The Senate Judiciary Committee today approved nine bills and resolutions as well as authorizing the issuing of a subpoenas to several Justice Department officials as part of a burgeoning Congressional investigation into the firing of several U.S. attorneys.
The committee approved by voice vote: the Animal Fighting Prohibition Enforcement Act of 2007 (S. 261), which was amended at last week’s markup, the COPS Improvement Act of 2007 (S. 368), the Safe Babies Act (S. 627), the Emergency and Disaster Assistance Fraud Penalty Enhancement Act of 2007 (S. 863) and four resolutions.
Legislation to authorize the Edward Byrne Memorial Justice Assistance Grant Program (S. 231) was passed by a roll call vote of 18 “yeas” and one “pass” at the request of Sen. Tom Coburn (R-Okla). According to his office, Coburn took a pass because he wants to take a further look at the bill since it deals with spending issues.
The committee also authorized Chairman Patrick Leahy (D-Vt.) to issue eleven subpoenas in conjunction with the investigation of the firing of eight U.S. attorneys. Subpoenas were issued to six fired attorneys as well as five Department of Justice officials, including former Justice Department Chief of Staff Kyle Sampson. Sampson resigned earlier in the week.

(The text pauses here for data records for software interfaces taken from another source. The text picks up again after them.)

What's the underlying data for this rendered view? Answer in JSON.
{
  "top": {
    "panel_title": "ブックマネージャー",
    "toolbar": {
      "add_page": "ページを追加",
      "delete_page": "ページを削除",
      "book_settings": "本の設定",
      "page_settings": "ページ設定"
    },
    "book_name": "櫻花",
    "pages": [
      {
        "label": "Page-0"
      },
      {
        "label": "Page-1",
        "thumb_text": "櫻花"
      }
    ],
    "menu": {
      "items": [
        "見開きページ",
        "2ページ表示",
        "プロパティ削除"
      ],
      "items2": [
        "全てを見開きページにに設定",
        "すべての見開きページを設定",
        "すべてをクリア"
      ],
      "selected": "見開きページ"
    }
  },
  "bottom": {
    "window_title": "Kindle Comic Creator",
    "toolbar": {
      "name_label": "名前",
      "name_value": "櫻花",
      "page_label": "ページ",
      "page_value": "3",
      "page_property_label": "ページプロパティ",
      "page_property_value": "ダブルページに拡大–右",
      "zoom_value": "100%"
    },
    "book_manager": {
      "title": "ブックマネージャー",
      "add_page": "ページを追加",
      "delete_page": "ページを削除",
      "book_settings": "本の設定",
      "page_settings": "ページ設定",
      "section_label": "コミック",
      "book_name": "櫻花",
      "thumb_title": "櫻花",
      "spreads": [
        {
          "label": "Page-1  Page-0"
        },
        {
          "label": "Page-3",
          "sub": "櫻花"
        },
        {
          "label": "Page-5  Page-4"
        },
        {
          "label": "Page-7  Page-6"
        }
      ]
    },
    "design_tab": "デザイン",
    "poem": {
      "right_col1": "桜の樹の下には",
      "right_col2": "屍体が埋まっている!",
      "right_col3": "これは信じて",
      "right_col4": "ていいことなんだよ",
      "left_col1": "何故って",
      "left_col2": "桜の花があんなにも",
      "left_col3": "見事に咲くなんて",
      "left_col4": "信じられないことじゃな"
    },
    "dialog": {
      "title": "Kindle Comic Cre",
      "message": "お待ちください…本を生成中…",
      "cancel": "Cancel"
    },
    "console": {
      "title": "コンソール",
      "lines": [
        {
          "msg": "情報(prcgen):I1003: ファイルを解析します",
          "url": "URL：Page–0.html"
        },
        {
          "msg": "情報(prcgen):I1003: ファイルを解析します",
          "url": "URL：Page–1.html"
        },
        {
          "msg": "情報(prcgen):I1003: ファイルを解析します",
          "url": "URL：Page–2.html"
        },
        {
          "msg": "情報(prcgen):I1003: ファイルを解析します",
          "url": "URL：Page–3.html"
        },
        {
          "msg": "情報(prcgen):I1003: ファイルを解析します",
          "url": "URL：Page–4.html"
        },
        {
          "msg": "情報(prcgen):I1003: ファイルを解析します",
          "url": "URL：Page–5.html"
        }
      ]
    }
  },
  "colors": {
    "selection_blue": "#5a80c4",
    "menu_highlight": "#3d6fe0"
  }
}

“The attorney general has admitted mistakes were made, but he and the White House stand by their actions, which have done so much to undercut the independence of federal law enforcement and to besmirch the reputations of former Bush appointees,” Leahy said.
Ranking member Arlen Specter (R-Pa) stated his hope that the investigation would be “handled with great delicacy.”
Subpoenas for White House Deputy Chief of Staff Karl Rove, former White House Counsel Harriet Miers and Deputy White House Counsel Bill Kelley were held over at the request of Specter.
The committee also held over the Federal Agency Data Mining Reporting Act of 2007 (S. 236), the Law Enforcement Officers Safety Act of 2007 (S. 376) and the OPEN Government Act (S. 849).